As the co-founder of Freedom March NYC, Miller has been using her platform to fight for social and racial justice. She has been a leader in youth organization and mobilizing movements against police brutality during the resurge of the Black Lives Matter movement following the death of George Floyd. Alongside Nialah Edari, Miller has created one of the largest youth-led organizations in New York and has led hundreds of in-person and virtual marches, vigils and voter registration events.
The 20-year-old Baltimore native is a gun violence prevention activist who was inspired to take a stance after they lost over 30 loved ones and friends to gun violence and recognized the detrimental homicide rates in their city. The non-binary activist is the co-founder of Good Kids Mad City Baltimore and leader of the Baltimore chapter of Students Demand Action, a grassroots student-led gun violence prevention advocacy group. In 2019, Philpot visited the U.S. Capitol to share their personal experiences with gun violence with the House Gun Violence Prevention Task Force.
The St. Croix native and former Director of Operations of Zero Hour is a 19-year-old activist passionate about climate justice organization.
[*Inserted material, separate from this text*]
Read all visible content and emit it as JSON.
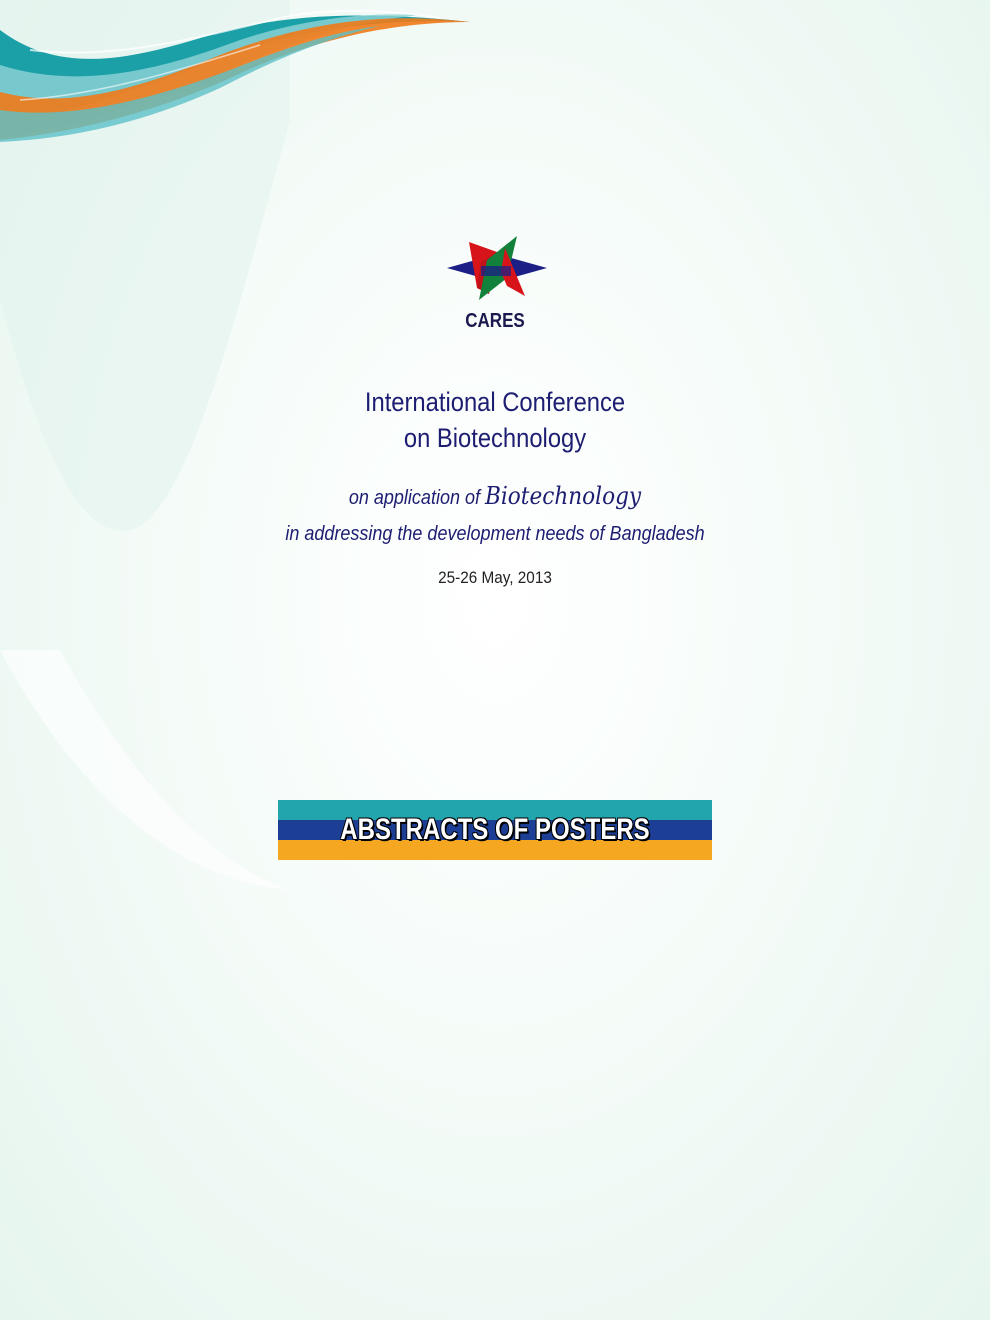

In 2019, she penned an op-ed for Teen Vogue which described the direct impact of global warming and climate change on her home in the U.S. Virgin Islands.
Winter BreeAnne Minisee
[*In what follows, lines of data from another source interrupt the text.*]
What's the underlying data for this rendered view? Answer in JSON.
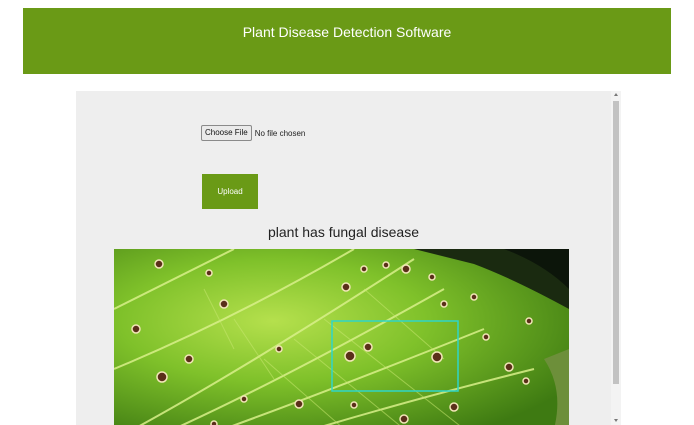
{
  "header": {
    "title": "Plant Disease Detection Software",
    "background_color": "#6a9a16"
  },
  "form": {
    "choose_file_label": "Choose File",
    "file_status": "No file chosen",
    "upload_label": "Upload"
  },
  "result": {
    "text": "plant has fungal disease"
  },
  "image": {
    "icon": "leaf-image",
    "detection_box_color": "#2fd6c8"
  }
}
Howard University’s own Winter BreeAnne is the beauty and brains behind the country’s largest student anti-gun violence walkout where nearly 3 million students took a stand against gun violence in 2018 following the Marjory Stoneman Douglas High School massacre. BreeAnne is also the founder of Black Is Lit, which was a social media platform created to amplify positive Black narratives – and the litness of our people. In 2020, she launched the Vote with Winter campaign where she spent over 80 hours working with first-time voters nationwide to prepare first-time voters to cast their ballots ahead of last year’s historic election cycle.
The Grown-ish actress is not only known for her lead role as Zoey Johnson in the Kenya Barris created Black-ish spinoff. Shahidi is currently an active Harvard University student while balancing her powerful activism for feminism, STEM awareness and empowerment. Known as “The Voice of Gen Z,” Shahidi created the Eighteen X 18 initiative in 2018 to encourage first-time voters to cast their ballot and use their voice as a citizen to make the change they want to see from elected officials. Did we mention that she got a college recommendation letter from Michelle Obama?
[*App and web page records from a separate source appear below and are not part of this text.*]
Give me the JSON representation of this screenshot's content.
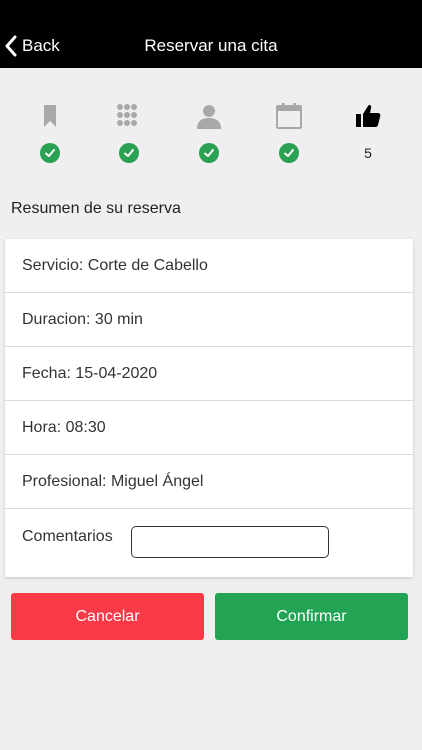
{
  "nav": {
    "back_label": "Back",
    "title": "Reservar una cita"
  },
  "steps": [
    {
      "icon": "bookmark-icon",
      "status": "done"
    },
    {
      "icon": "grid-icon",
      "status": "done"
    },
    {
      "icon": "user-icon",
      "status": "done"
    },
    {
      "icon": "calendar-icon",
      "status": "done"
    },
    {
      "icon": "thumbs-up-icon",
      "status": "current",
      "number": "5"
    }
  ],
  "summary": {
    "title": "Resumen de su reserva",
    "servicio": "Servicio: Corte de Cabello",
    "duracion": "Duracion: 30 min",
    "fecha": "Fecha: 15-04-2020",
    "hora": "Hora: 08:30",
    "profesional": "Profesional: Miguel Ángel",
    "comentarios_label": "Comentarios",
    "comentarios_value": "",
    "comentarios_placeholder": ""
  },
  "buttons": {
    "cancel": "Cancelar",
    "confirm": "Confirmar"
  },
  "colors": {
    "nav_bg": "#000000",
    "check": "#2ba153",
    "cancel": "#fa3a47",
    "confirm": "#23a455",
    "inactive_icon": "#a8a8a8",
    "active_icon": "#000000"
  }
}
Dias is a 16-year-old author and activist who launched the #1000BlackGirlBooks campaign back in November 2015 after noticing that most of the books that she read in elementary school had a white male protagonist. Since then,Dias has written her own book titled “Marley Dias Gets It Done: And So Can You!” and has partnered with American Girl for their social impact series, “Conversations for Change,” which will include a compilation of letters and videos that will allow their young girl readers to be connected with and empower them through hearing their stories.